The package of bills has new, more flexible instructional requirements for school districts for the 2020-2021 school year. It also provides significant financial security to districts by primarily using last year’s pupil count to determine this year’s funding levels.
“Over the past week, we have taken crucial steps to help Michigan schools and families navigate the new school year,” Whitmer said in a statement. “Alongside this bipartisan agreement, I announced nearly $65 million in federal funding to help give students, parents, educators and support staff the resources they need to provide the best and most safe education possible.
She added that though the bills were great steps, Republicans in the U.S. Congress have to step up to provide real financial aid to families and students across the country.
What the new legislation means for school districts
Essentially, the bills provide districts flexibility around the number of school days, instructional hours, student count and attendance. It includes a new COVID-19 learning plan, which will provide those districts with the maximum flexibility to adapt their programs to properly and safely respond to the pandemic.
Districts will have to submit to the state their own particular plans, educational goals and a description of how instruction will be delivered. Under each plan, schools are required to describe how instruction will be delivered, giving school districts the ability to provide instruction in-person at school or a different location, online, digitally or any other remote means of learning.
Districts are also required to describe how instruction for core academic areas provided under the learning plan will expose each student to standards comparable to in-person instruction and a description of how student progress will be graded or reported.
School districts also have to describe how they will ensure students with disabilities will be provided with equitable access to instruction accommodation as well as describe how students will be provided with equitable access to technology and the Internet if instruction is virtual.
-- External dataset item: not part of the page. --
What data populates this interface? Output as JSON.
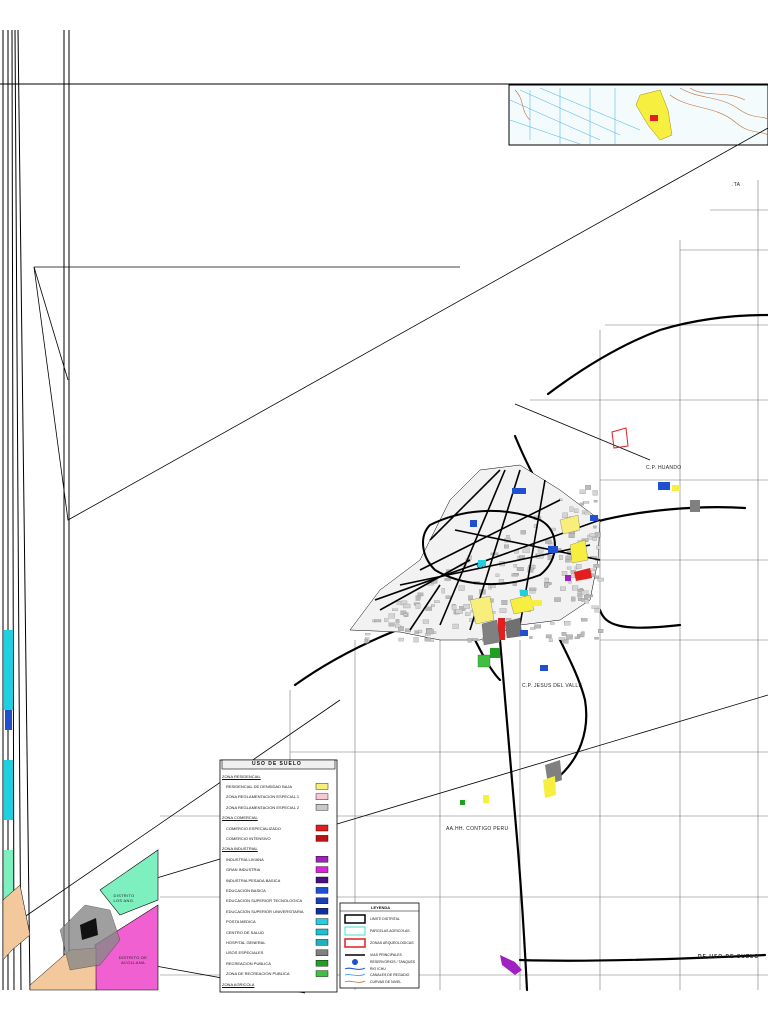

The legislation requires consistent two-way interactions between students and teachers. As districts develop their plans they are required to work with their local health departments and employees to develop district-wide guidelines and key metrics from local data. COVID-19 learning plans must be submitted to its ISD or authorizing body by October 1.